Nonetheless, I don’t think this argument is available to SEPTA, for two reasons:
1. The policy that SEPTA is appealing to is not viewpoint-neutral. R.A.V. v. City of St. Paul (1992) held that a ban on “fighting words” that “arouse anger, alarm or resentment in others on the basis of race, color, creed, religion or gender” is viewpoint-discriminatory, so that even though a total ban on all fighting words would be constitutional, this viewpoint-based ban is not.
Likewise, even if it’s fine for SEPTA to exclude all ads that contain false factual statements, it’s still unconstitutional to exclude ads that contain false factual statements that “tend to disparage or ridicule any person or group of persons on the basis of race, religious belief, age, sex, alienage, national origin, sickness or disability.” Such a selective exclusion is a viewpoint-based restriction, and viewpoint-based restrictions are impermissible even in limited public fora and nonpublic fora.
2. Moreover, the question whether the Koran contains “Jew-hatred” isn’t even a factual question as such. (Contrast this with, for instance, the question whether a particular translation of the Koran contains a particular piece of text, which likely would be a factual question.) The question is a matter of how language from the Koran should be evaluated and understood, and whether the language can fairly be labeled “hatred” or is merely “othering” or whatever else.

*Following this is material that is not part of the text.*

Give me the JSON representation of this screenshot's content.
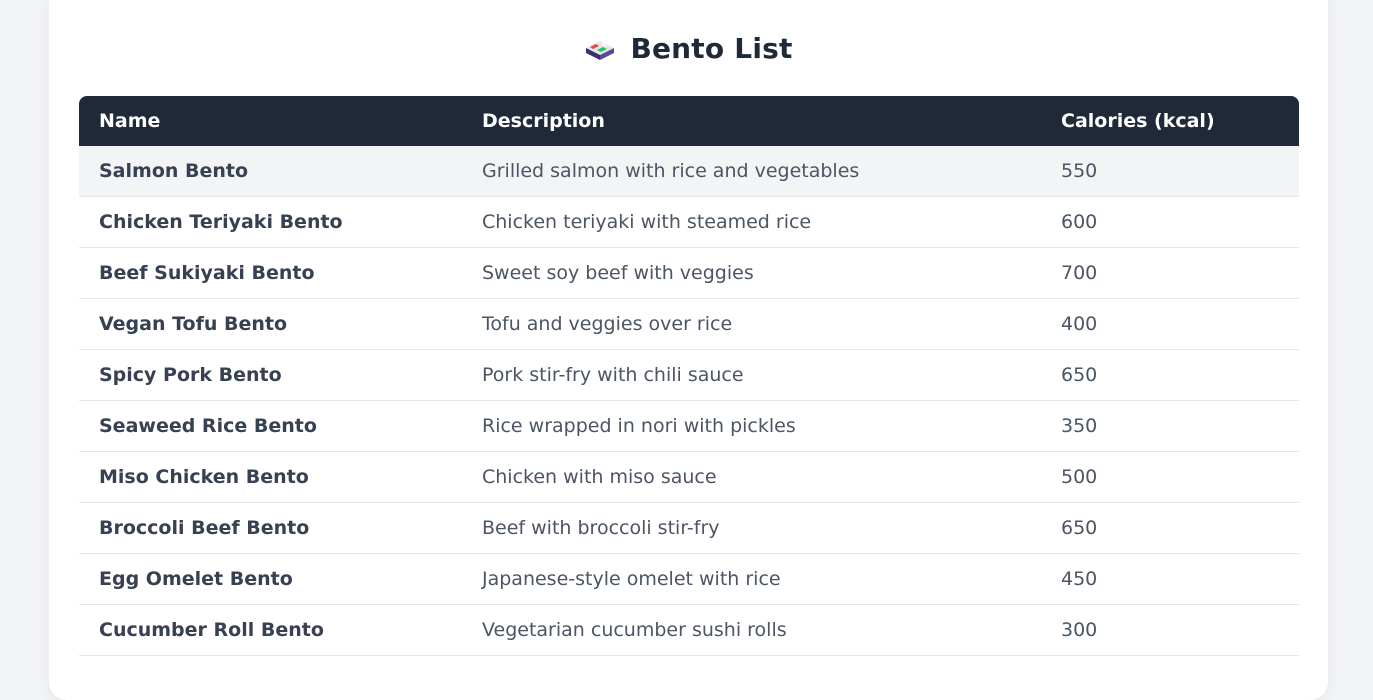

That, I think, isn’t a matter of fact, but of opinion.
The question whether al-Husseini was “the leader of the Muslim world” might also qualify as an opinion rather than a factual assertion. (Again, contrast this with, say, the question whether al-Husseini cooperated in specific ways with the Nazis, which likely would be a factual question.) I’m not as certain about that: It may be that al-Husseini had next to no influence with the bulk of the world’s Muslim population, for instance if he was influential only with some Arab Muslims, and if even in the 1930s most Muslims were non-Arabs in British India, Indonesia, West Africa, and the like; and perhaps this lack of broad influence is so clear that labeling him “the leader of the Muslim world” could be treated as false, to the point that the government could choose to exclude such a statement from its buses. But my tentative sense is that this is nonetheless better labeled a matter of interpretation and opinion — and, in any event, for reasons given in item 1 above, SEPTA should still lose even as to this statement, even if this statement is treated as factually false.
Finally, one could certainly argue that the government should be able to pick and choose what ads it allows, even in viewpoint-based ways — whether to avoid alienating some customers or to avoid conveying ideas that government officials think are evil or factually unsupported. But that’s just not the legal rule that the Court has adopted; when the government opens up space for a wide range of speakers, the Court has repeatedly held that the government needs to act viewpoint-neutrally.